This module is an exploration of the metatheory of propositional and first-order logic - i.e. rather than just proving statements in these systems, we will use mathematical tools to prove facts about them from the outside.
In order to better understand how we prove things about as opposed to within a logical system, we will first study elementary set theory and inductive definitions. Along the way, we will encounter developments such as Russell's paradox and the distinction between countable and uncountable sets, both of which played a role in the crisis in the foundations of mathematics in the early 20th century.
We will then consider Tarski’s definition of truth in a model which was a key step in convincing philosophers and mathematicians that truth was not an inherently paradoxical notion. Next, we will develop a method for adding new constants symbols to a language to build models by purely linguistic means. This will enable us to prove the Completeness Theorem for first-order logic - i.e. every logically true statement is provable.

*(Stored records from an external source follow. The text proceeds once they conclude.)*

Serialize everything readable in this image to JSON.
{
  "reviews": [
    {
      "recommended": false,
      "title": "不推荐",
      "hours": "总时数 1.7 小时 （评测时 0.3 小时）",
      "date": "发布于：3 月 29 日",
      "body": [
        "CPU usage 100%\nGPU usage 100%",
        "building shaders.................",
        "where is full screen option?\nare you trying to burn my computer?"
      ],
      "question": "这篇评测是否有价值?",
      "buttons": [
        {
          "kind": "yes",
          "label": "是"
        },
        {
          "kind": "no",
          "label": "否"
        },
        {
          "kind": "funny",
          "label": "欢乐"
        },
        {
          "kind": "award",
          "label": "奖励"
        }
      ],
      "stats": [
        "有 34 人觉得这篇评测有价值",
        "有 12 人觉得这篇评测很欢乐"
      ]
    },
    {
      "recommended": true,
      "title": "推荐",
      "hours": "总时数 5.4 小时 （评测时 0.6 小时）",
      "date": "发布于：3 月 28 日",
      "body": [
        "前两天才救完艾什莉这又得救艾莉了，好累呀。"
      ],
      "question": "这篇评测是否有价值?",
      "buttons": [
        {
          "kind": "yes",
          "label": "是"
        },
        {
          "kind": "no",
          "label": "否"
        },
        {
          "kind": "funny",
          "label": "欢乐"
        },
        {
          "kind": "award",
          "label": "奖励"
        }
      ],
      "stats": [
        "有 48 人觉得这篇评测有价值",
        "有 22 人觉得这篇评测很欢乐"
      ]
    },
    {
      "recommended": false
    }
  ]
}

After this, we will obtain the Compactness Theorem as a corollary and use it show that certain mathematical notions cannot be captured in first-order logic.
This module is worth 15 CATS.